* _Problem statement_
Among the entries below, find each line holding "title" and return it.

(Saved entries)
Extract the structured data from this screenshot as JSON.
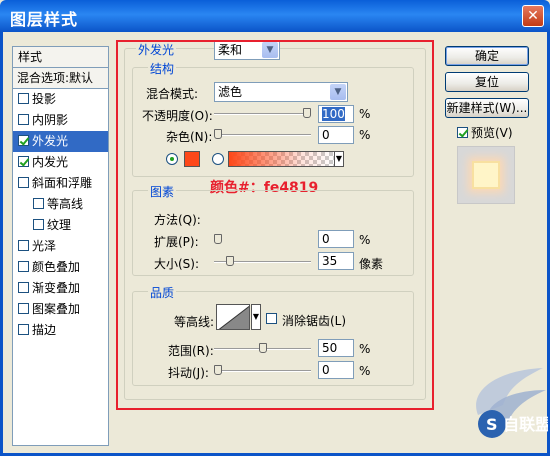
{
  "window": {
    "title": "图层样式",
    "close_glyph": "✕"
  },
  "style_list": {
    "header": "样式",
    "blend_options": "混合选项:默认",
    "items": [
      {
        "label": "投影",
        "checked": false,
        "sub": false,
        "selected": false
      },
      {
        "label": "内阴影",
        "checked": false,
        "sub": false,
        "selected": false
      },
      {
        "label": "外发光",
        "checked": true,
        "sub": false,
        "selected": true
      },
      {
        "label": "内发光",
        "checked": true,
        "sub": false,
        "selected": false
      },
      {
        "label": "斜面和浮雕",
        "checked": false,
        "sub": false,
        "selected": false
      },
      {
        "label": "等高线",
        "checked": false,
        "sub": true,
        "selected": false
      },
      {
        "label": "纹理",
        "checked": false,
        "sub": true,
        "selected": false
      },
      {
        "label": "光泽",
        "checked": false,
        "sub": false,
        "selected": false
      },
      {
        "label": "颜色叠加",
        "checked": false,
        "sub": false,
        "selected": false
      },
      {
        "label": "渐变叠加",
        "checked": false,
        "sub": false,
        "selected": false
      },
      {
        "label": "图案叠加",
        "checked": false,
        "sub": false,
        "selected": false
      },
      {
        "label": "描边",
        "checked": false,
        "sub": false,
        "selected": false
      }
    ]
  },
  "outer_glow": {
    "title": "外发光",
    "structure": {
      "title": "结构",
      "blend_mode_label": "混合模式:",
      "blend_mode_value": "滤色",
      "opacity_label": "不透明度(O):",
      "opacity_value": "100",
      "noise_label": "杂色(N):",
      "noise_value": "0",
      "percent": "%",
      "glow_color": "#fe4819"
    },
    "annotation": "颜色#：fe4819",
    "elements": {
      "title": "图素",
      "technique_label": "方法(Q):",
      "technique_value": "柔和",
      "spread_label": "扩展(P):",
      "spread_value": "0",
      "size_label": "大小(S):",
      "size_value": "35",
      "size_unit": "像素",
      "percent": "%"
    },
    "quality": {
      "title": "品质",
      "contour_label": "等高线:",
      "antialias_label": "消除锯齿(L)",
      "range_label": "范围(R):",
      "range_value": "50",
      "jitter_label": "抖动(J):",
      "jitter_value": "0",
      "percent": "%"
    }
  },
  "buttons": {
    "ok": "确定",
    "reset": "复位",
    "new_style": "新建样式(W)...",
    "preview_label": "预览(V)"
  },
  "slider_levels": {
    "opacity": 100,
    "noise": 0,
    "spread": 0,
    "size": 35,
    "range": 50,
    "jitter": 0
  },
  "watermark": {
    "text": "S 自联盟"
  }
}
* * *
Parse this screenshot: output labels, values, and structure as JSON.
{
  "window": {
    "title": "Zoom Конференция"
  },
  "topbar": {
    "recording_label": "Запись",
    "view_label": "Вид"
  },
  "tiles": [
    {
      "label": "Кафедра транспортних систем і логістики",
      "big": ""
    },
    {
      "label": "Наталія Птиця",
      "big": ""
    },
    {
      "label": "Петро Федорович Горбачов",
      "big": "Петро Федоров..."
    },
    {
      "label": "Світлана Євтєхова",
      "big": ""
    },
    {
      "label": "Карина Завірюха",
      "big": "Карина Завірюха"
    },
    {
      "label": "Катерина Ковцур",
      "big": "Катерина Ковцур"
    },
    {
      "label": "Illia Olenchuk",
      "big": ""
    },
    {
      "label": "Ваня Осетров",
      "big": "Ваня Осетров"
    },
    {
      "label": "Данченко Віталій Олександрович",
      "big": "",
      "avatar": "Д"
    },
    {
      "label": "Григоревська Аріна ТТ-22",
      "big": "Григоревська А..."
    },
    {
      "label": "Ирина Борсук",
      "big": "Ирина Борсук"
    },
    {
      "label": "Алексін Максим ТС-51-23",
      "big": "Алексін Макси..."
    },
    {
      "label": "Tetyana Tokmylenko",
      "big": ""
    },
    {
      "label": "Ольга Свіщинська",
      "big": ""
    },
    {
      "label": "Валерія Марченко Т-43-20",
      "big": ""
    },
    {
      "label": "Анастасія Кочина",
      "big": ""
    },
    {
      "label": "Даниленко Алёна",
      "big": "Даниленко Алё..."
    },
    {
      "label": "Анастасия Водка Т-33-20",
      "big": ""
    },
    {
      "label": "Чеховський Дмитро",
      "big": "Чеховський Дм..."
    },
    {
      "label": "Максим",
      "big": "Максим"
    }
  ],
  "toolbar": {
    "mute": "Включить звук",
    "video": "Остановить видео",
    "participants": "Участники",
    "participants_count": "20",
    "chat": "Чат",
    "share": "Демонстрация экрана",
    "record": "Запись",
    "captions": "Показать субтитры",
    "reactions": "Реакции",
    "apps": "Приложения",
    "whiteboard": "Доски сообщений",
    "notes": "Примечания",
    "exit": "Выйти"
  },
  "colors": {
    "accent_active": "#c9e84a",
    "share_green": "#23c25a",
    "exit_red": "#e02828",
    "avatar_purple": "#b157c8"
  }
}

* _Task response_
    "title": "图层样式",
    "title": "外发光",
      "title": "结构",
      "title": "图素",
      "title": "品质",
    "title": "Zoom Конференция"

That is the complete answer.